Having recently moved across the county to home of the Hudson River School painters, Anne Lindberg has recognized a deepening in her process, one which joins the personal and the abstract in reference to place and the sublime. In a small series of new drawings, Lindberg takes a new turn, this time toward a more graphic language yet also a deeper commitment to abstraction and metaphor. In the small Gallery 4 upstairs, this dense grouping of large black on white looming forms asks essential questions about time, causality and mediation of form. Tandem forms pack themselves into the picture plane in ways similar to her watery ephemeral forms of past, but this time with greater contrast. Like the elegy paintings of Robert Motherwell, the Signature/Monograph series of photographs by Erin Shirreff, and the shaped paintings of Ellsworth Kelly, Lindberg believes that form, when distilled, has history and resonance. Reaffirming her interest in the elemental languages of drawing, here the physical and visual power of the work comes from it’s hand-drawn intensity, and embrace of nuanced craft and materiality. Clearly embedded into the pliant mat board, these drawings have a weight, a sensual weight, a metaphysical weight. Pairs of full rounded forms seem to create each other, as though one has been formed by the other, mirrored in an open book where language is silent.
“It is a mysterious fact that a word is not a single and separate entity, but part of other words. Indeed, it is not a word until it is part of a sentence. Words belong to each other, although, of course, only a great poet knows that the word “incarnadine” belongs to “multitudinous seas.” How can we combine old words with new order so that they survive, so that they create beauty, so that they tell the truth? That is the question. It is words that are to blame. They are the wildest, freest, most irresponsible, the most un-teachable of all things. Of course, you can catch them and sort them and place them in alphabetical order in dictionaries. But words do not live in dictionaries; they live in the mind. If you want proof of this, consider how often in moments of emotion when we most need words we find none. Perhaps that is their most striking peculiarity, their need to change.”

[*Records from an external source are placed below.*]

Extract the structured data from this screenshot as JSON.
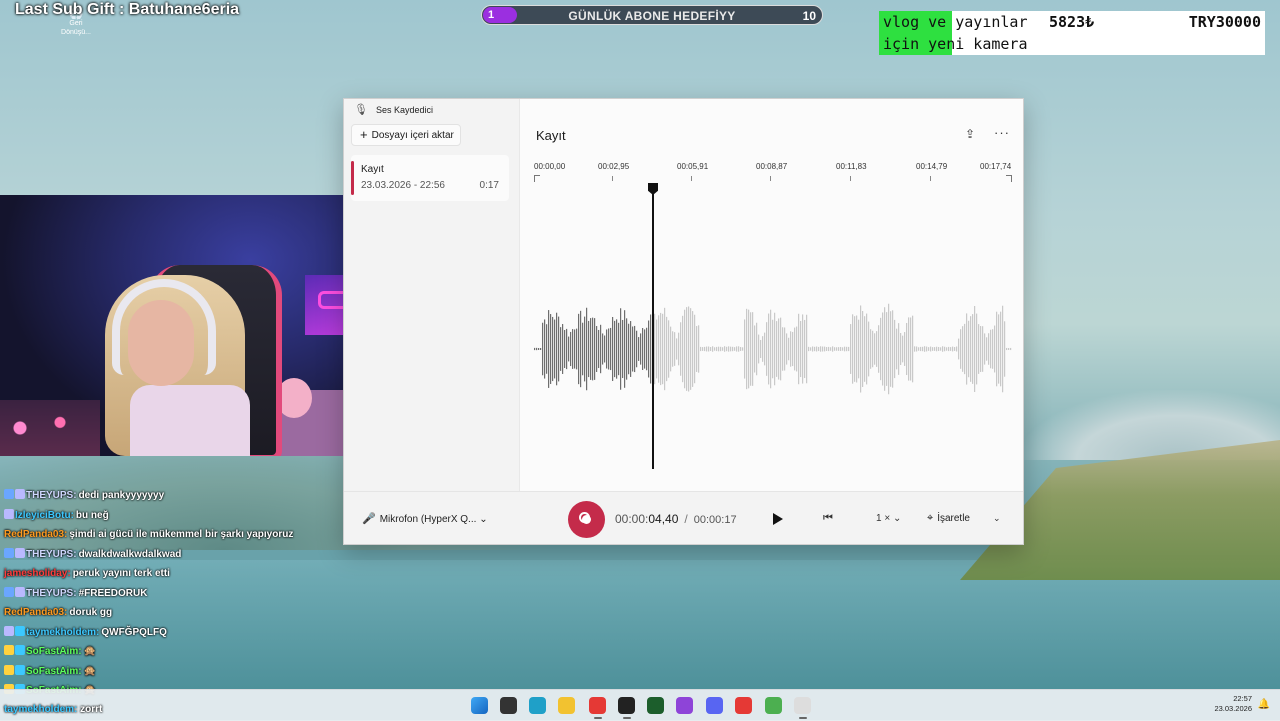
{
  "overlay": {
    "last_sub": "Last Sub Gift : Batuhane6eria",
    "goal": {
      "current": "1",
      "title": "GÜNLÜK ABONE HEDEFİYY",
      "target": "10",
      "progress": 0.1
    },
    "donation": {
      "line1": "vlog ve yayınlar",
      "line2": "için yeni kamera",
      "amount": "5823₺",
      "target": "TRY30000",
      "progress": 0.19
    }
  },
  "desktop": {
    "recycle_bin_label": "Geri Dönüşü..."
  },
  "chat": [
    {
      "user": "THEYUPS:",
      "text": "dedi pankyyyyyyy",
      "color": "#d0d8ff",
      "badges": [
        "#6aa6ff",
        "#b9b9ff"
      ]
    },
    {
      "user": "IzleyiciBotu:",
      "text": "bu neğ",
      "color": "#3cc8ff",
      "badges": [
        "#b9b9ff"
      ]
    },
    {
      "user": "RedPanda03:",
      "text": "şimdi ai gücü ile mükemmel bir şarkı yapıyoruz",
      "color": "#ff9a1f",
      "badges": []
    },
    {
      "user": "THEYUPS:",
      "text": "dwalkdwalkwdalkwad",
      "color": "#d0d8ff",
      "badges": [
        "#6aa6ff",
        "#b9b9ff"
      ]
    },
    {
      "user": "jamesholiday:",
      "text": "peruk yayını terk etti",
      "color": "#ff3b3b",
      "badges": []
    },
    {
      "user": "THEYUPS:",
      "text": "#FREEDORUK",
      "color": "#d0d8ff",
      "badges": [
        "#6aa6ff",
        "#b9b9ff"
      ]
    },
    {
      "user": "RedPanda03:",
      "text": "doruk gg",
      "color": "#ff9a1f",
      "badges": []
    },
    {
      "user": "taymekholdem:",
      "text": "QWFĞPQLFQ",
      "color": "#3cc8ff",
      "badges": [
        "#b9b9ff",
        "#3cc8ff"
      ]
    },
    {
      "user": "SoFastAim:",
      "text": "🙊",
      "color": "#5cff5c",
      "badges": [
        "#ffd23f",
        "#3cc8ff"
      ]
    },
    {
      "user": "SoFastAim:",
      "text": "🙊",
      "color": "#5cff5c",
      "badges": [
        "#ffd23f",
        "#3cc8ff"
      ]
    },
    {
      "user": "SoFastAim:",
      "text": "🙊",
      "color": "#5cff5c",
      "badges": [
        "#ffd23f",
        "#3cc8ff"
      ]
    }
  ],
  "taskbar_chat": {
    "user": "taymekholdem:",
    "text": "zorrt"
  },
  "recorder": {
    "window_title": "Ses Kaydedici",
    "import_label": "Dosyayı içeri aktar",
    "recording": {
      "name": "Kayıt",
      "date": "23.03.2026 - 22:56",
      "duration": "0:17"
    },
    "page_title": "Kayıt",
    "timeline_ticks": [
      "00:00,00",
      "00:02,95",
      "00:05,91",
      "00:08,87",
      "00:11,83",
      "00:14,79",
      "00:17,74"
    ],
    "mic_label": "Mikrofon (HyperX Q...",
    "time": {
      "dim_part": "00:00:",
      "current": "04,40",
      "separator": "/",
      "total": "00:00:17"
    },
    "speed": "1 ×",
    "mark_label": "İşaretle",
    "accent": "#c42b4a"
  },
  "clock": {
    "time": "22:57",
    "date": "23.03.2026"
  },
  "taskbar_icons": [
    "windows-start-icon",
    "file-manager-icon",
    "edge-browser-icon",
    "folder-icon",
    "chrome-icon",
    "obs-icon",
    "terminal-icon",
    "twitch-icon",
    "discord-icon",
    "chrome-profile-icon",
    "chrome-profile-2-icon",
    "voice-recorder-icon"
  ]
}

excerpt from spoken words of Virginia Woolf,
part of a BBC radio broadcast from 1937, from a talk titled “Craftsmanship”